### Excerpts from a dataset

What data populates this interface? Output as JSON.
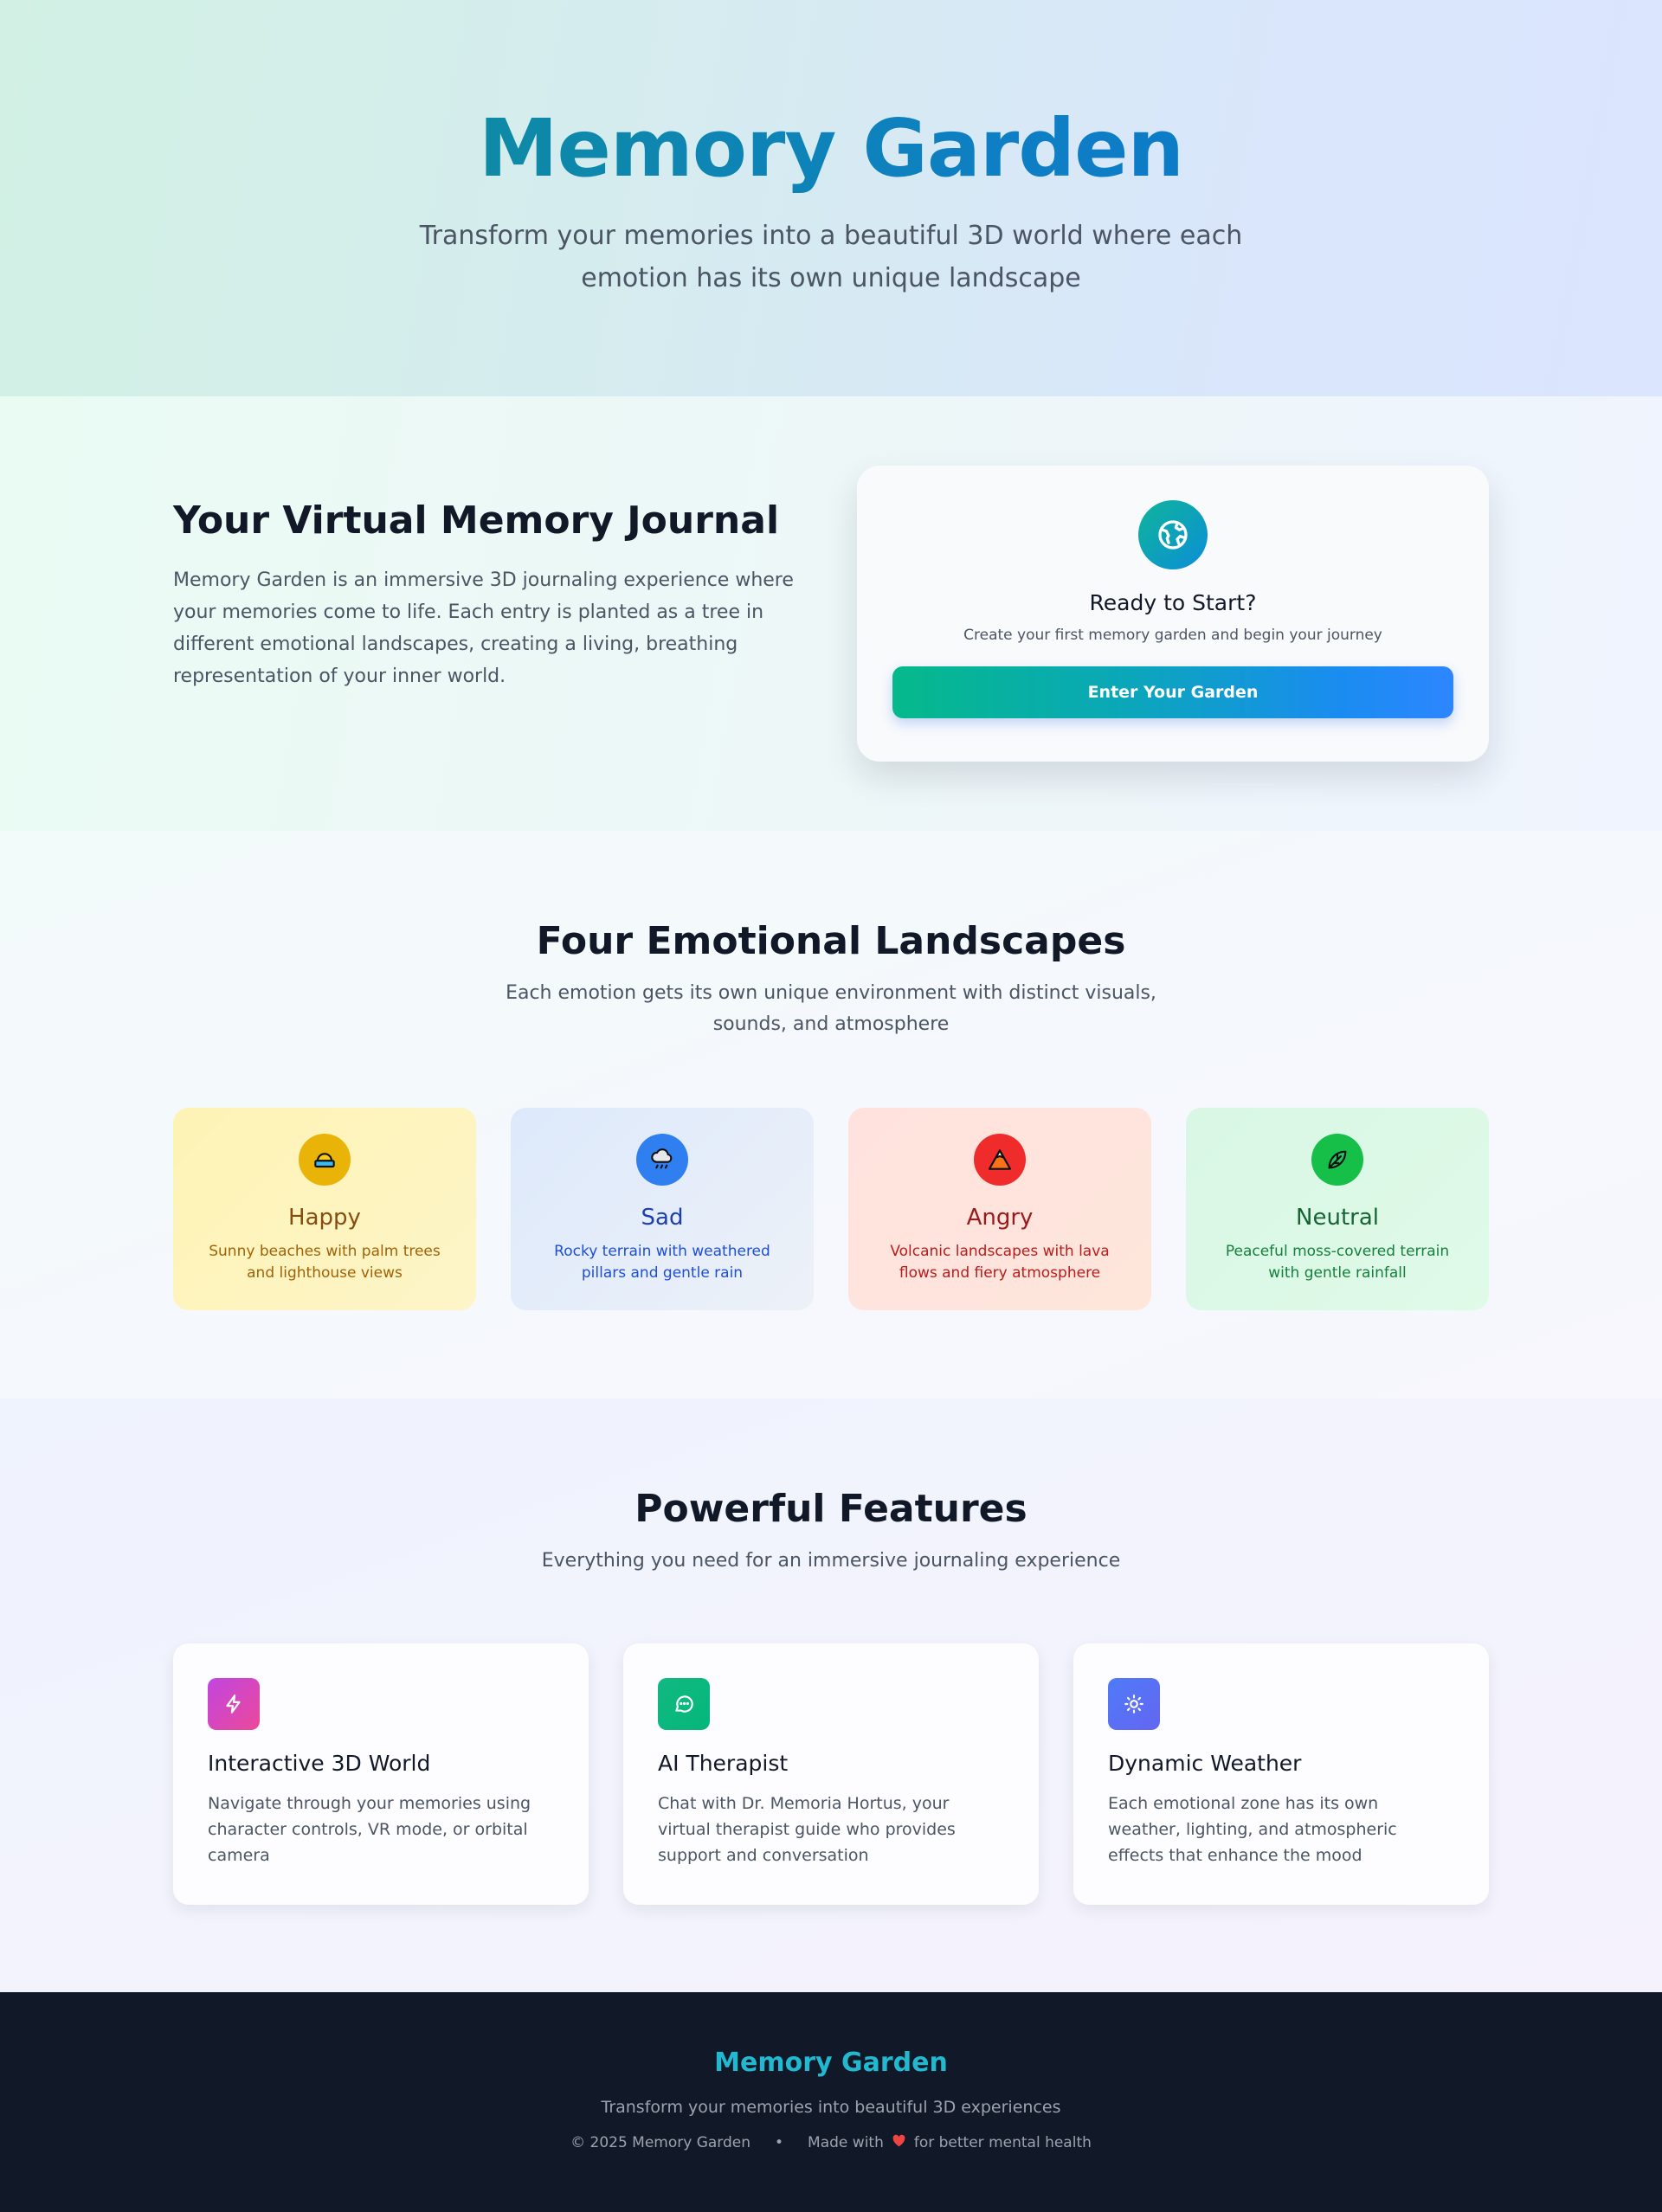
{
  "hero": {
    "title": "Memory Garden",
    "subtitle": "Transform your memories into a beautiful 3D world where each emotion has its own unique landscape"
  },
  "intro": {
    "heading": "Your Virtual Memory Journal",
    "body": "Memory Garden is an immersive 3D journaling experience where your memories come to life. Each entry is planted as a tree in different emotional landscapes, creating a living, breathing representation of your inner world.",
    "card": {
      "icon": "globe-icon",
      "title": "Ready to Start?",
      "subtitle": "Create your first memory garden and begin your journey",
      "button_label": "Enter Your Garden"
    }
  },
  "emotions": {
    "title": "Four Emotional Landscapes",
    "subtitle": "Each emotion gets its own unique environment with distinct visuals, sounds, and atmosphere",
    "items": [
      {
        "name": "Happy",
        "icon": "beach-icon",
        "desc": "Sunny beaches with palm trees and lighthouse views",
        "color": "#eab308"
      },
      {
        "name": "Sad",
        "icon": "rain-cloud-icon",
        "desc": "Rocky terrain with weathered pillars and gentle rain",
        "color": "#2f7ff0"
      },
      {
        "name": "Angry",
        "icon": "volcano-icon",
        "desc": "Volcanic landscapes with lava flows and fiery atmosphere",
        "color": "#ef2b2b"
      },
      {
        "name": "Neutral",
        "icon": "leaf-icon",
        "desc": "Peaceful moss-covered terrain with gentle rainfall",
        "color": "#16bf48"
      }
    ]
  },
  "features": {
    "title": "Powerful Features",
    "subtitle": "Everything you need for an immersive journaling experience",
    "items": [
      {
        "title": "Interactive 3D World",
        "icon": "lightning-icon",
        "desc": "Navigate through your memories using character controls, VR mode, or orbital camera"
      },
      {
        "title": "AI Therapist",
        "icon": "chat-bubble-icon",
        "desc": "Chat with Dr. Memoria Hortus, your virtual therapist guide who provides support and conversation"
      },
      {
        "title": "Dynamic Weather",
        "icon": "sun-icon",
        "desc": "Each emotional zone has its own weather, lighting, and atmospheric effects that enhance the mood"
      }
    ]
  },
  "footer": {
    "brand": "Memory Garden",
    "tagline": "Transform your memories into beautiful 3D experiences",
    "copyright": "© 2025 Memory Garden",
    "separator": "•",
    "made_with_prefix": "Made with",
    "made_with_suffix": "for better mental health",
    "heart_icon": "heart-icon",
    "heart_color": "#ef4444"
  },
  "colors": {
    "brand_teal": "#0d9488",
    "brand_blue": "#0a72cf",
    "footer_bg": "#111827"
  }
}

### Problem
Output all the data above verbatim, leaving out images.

### Reply
What data populates this interface? Output as JSON.
{
  "hero": {
    "title": "Memory Garden",
    "subtitle": "Transform your memories into a beautiful 3D world where each emotion has its own unique landscape"
  },
  "intro": {
    "heading": "Your Virtual Memory Journal",
    "body": "Memory Garden is an immersive 3D journaling experience where your memories come to life. Each entry is planted as a tree in different emotional landscapes, creating a living, breathing representation of your inner world.",
    "card": {
      "icon": "globe-icon",
      "title": "Ready to Start?",
      "subtitle": "Create your first memory garden and begin your journey",
      "button_label": "Enter Your Garden"
    }
  },
  "emotions": {
    "title": "Four Emotional Landscapes",
    "subtitle": "Each emotion gets its own unique environment with distinct visuals, sounds, and atmosphere",
    "items": [
      {
        "name": "Happy",
        "icon": "beach-icon",
        "desc": "Sunny beaches with palm trees and lighthouse views",
        "color": "#eab308"
      },
      {
        "name": "Sad",
        "icon": "rain-cloud-icon",
        "desc": "Rocky terrain with weathered pillars and gentle rain",
        "color": "#2f7ff0"
      },
      {
        "name": "Angry",
        "icon": "volcano-icon",
        "desc": "Volcanic landscapes with lava flows and fiery atmosphere",
        "color": "#ef2b2b"
      },
      {
        "name": "Neutral",
        "icon": "leaf-icon",
        "desc": "Peaceful moss-covered terrain with gentle rainfall",
        "color": "#16bf48"
      }
    ]
  },
  "features": {
    "title": "Powerful Features",
    "subtitle": "Everything you need for an immersive journaling experience",
    "items": [
      {
        "title": "Interactive 3D World",
        "icon": "lightning-icon",
        "desc": "Navigate through your memories using character controls, VR mode, or orbital camera"
      },
      {
        "title": "AI Therapist",
        "icon": "chat-bubble-icon",
        "desc": "Chat with Dr. Memoria Hortus, your virtual therapist guide who provides support and conversation"
      },
      {
        "title": "Dynamic Weather",
        "icon": "sun-icon",
        "desc": "Each emotional zone has its own weather, lighting, and atmospheric effects that enhance the mood"
      }
    ]
  },
  "footer": {
    "brand": "Memory Garden",
    "tagline": "Transform your memories into beautiful 3D experiences",
    "copyright": "© 2025 Memory Garden",
    "separator": "•",
    "made_with_prefix": "Made with",
    "made_with_suffix": "for better mental health",
    "heart_icon": "heart-icon",
    "heart_color": "#ef4444"
  },
  "colors": {
    "brand_teal": "#0d9488",
    "brand_blue": "#0a72cf",
    "footer_bg": "#111827"
  }
}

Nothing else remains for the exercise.